_Extracted entries_
((

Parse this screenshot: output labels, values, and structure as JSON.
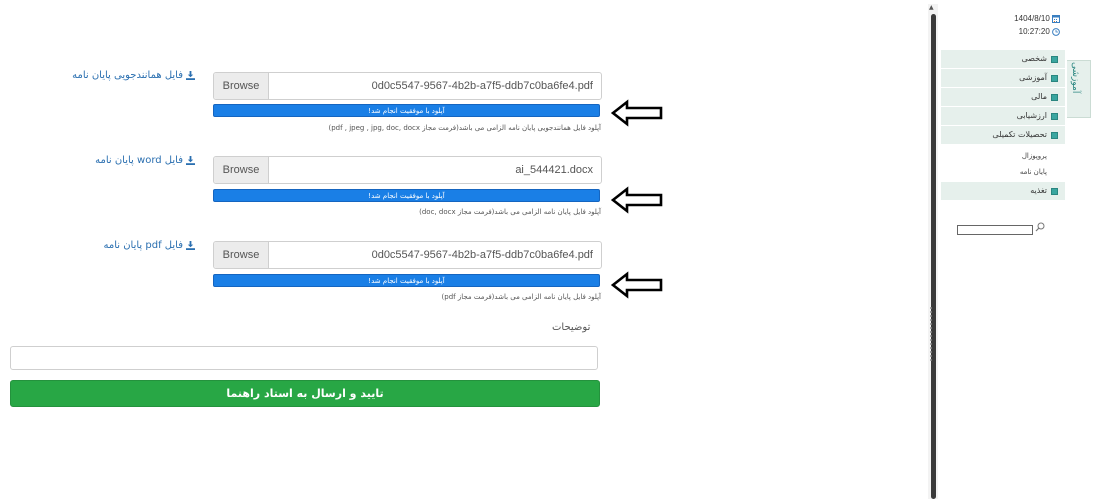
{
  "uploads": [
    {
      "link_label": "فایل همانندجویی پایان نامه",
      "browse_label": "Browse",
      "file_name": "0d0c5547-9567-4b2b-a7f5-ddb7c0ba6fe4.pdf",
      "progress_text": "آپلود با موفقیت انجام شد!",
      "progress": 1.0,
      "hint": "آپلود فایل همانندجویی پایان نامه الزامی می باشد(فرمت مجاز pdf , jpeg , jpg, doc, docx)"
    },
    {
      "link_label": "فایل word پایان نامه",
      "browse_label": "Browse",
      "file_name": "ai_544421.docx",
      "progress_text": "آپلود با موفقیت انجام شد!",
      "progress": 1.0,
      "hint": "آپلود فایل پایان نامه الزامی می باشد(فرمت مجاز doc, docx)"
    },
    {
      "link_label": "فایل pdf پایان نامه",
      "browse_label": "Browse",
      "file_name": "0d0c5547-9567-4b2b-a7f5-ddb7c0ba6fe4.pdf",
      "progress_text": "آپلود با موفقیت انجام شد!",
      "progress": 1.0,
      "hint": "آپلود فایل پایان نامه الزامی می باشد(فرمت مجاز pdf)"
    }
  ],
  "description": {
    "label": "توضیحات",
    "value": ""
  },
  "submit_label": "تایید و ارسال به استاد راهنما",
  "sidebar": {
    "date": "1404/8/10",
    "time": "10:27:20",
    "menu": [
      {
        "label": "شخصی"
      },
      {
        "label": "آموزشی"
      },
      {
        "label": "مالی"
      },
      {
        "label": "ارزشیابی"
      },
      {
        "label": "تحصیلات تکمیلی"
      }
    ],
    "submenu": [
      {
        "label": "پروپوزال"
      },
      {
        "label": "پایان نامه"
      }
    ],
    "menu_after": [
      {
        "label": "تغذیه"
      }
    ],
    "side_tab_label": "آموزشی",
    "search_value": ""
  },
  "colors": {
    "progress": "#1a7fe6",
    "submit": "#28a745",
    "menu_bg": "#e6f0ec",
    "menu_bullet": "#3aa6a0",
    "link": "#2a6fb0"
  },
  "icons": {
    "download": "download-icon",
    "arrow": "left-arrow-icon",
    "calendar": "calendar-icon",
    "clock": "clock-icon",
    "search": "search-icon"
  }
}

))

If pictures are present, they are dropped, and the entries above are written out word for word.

_Completed task_
Parse this screenshot: output labels, values, and structure as JSON.
{
  "uploads": [
    {
      "link_label": "فایل همانندجویی پایان نامه",
      "browse_label": "Browse",
      "file_name": "0d0c5547-9567-4b2b-a7f5-ddb7c0ba6fe4.pdf",
      "progress_text": "آپلود با موفقیت انجام شد!",
      "progress": 1.0,
      "hint": "آپلود فایل همانندجویی پایان نامه الزامی می باشد(فرمت مجاز pdf , jpeg , jpg, doc, docx)"
    },
    {
      "link_label": "فایل word پایان نامه",
      "browse_label": "Browse",
      "file_name": "ai_544421.docx",
      "progress_text": "آپلود با موفقیت انجام شد!",
      "progress": 1.0,
      "hint": "آپلود فایل پایان نامه الزامی می باشد(فرمت مجاز doc, docx)"
    },
    {
      "link_label": "فایل pdf پایان نامه",
      "browse_label": "Browse",
      "file_name": "0d0c5547-9567-4b2b-a7f5-ddb7c0ba6fe4.pdf",
      "progress_text": "آپلود با موفقیت انجام شد!",
      "progress": 1.0,
      "hint": "آپلود فایل پایان نامه الزامی می باشد(فرمت مجاز pdf)"
    }
  ],
  "description": {
    "label": "توضیحات",
    "value": ""
  },
  "submit_label": "تایید و ارسال به استاد راهنما",
  "sidebar": {
    "date": "1404/8/10",
    "time": "10:27:20",
    "menu": [
      {
        "label": "شخصی"
      },
      {
        "label": "آموزشی"
      },
      {
        "label": "مالی"
      },
      {
        "label": "ارزشیابی"
      },
      {
        "label": "تحصیلات تکمیلی"
      }
    ],
    "submenu": [
      {
        "label": "پروپوزال"
      },
      {
        "label": "پایان نامه"
      }
    ],
    "menu_after": [
      {
        "label": "تغذیه"
      }
    ],
    "side_tab_label": "آموزشی",
    "search_value": ""
  },
  "colors": {
    "progress": "#1a7fe6",
    "submit": "#28a745",
    "menu_bg": "#e6f0ec",
    "menu_bullet": "#3aa6a0",
    "link": "#2a6fb0"
  },
  "icons": {
    "download": "download-icon",
    "arrow": "left-arrow-icon",
    "calendar": "calendar-icon",
    "clock": "clock-icon",
    "search": "search-icon"
  }
}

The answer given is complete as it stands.